Swine Manure and Cover Crops with Gary Asay

Trying new ideas on the farm, especially those that involve innovative approaches, will not always be easily understood by neighbors or other people who drive by. But for those willing to follow their own curiosity, the benefits can far outweigh the costs. Illinois farmer Gary Asay talks about his farming system that combines no-till, cover crops and hog manure. Gary farms in Henry County in Northwest Illinois. There’s a lot of hard-earned wisdom in Gary’s path to getting into no-till, and the impact that has had on his farming operation.

“A lot of people look at what I do and they think I’m crazy. You know, it can’t be done. We want to tell people it can be done. No-till and cover crops is not easy. A lot of people expect just to go out there and have a prescription, you do this at a certain time, and everything works just right. With cover crops you got to manage even better. So, it is a challenge, and it takes time, but I do believe the benefits are good enough to keep working at it.”

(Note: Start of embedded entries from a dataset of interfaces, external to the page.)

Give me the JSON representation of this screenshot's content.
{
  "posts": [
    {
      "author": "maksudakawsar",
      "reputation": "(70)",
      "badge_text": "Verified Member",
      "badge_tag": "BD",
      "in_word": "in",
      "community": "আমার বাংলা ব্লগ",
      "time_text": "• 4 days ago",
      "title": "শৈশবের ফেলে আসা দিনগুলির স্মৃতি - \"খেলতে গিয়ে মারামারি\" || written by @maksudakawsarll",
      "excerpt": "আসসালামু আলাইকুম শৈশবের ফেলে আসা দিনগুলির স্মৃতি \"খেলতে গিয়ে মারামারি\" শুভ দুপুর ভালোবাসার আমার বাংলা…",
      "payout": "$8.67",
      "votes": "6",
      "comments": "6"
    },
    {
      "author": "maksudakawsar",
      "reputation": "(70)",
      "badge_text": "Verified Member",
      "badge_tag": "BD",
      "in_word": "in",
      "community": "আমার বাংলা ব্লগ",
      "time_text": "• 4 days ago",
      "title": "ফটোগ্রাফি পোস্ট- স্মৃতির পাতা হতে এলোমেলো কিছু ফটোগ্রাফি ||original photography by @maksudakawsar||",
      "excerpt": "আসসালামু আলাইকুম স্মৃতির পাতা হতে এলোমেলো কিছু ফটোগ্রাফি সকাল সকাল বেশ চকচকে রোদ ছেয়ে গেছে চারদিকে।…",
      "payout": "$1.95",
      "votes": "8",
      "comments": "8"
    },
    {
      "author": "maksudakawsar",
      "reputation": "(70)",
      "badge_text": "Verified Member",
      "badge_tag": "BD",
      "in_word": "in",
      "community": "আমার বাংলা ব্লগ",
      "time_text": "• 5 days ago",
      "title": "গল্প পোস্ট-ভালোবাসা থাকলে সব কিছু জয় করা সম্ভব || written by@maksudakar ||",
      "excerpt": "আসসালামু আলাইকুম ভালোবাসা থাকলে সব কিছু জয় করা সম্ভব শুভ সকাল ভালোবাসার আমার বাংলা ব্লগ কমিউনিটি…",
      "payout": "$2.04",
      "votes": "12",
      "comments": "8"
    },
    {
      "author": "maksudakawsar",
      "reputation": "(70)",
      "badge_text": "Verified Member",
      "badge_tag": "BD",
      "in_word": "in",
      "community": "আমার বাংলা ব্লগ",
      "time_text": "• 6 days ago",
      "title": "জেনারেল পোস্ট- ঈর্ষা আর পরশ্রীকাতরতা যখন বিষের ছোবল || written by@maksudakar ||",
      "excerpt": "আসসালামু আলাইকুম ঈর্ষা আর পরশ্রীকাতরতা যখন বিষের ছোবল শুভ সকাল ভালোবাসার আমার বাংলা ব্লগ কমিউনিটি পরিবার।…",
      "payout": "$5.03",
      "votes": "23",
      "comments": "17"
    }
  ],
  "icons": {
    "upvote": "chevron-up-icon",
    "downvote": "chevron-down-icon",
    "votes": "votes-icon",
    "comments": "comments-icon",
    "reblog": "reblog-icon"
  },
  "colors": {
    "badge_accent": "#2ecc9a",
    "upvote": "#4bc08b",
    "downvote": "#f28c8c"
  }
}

Soil erosion and maintaining the soil’s nutrition along with less need for equipment have motivated Gary to incorporate these practices. He has been in continuous no-till for over 20 years and started incorporating cover crops in 2010. He began raising hogs as a kid in 4-H, and after many years he finally sold his hog operation to a young farmer getting into the business, but he still uses the manure from that operation as a major source of his fertilizer.

“I feel more and more that it is very important to keep that microbiome in the soil healthy and working for you…every time I dig in the soil, I was turning up earthworms and seeing the holes in the soil from the earthworms that they leave. It tells me that, you know, there’s a lot going on underground and the microbiomes are a part you can’t really see but they have added benefits there too.”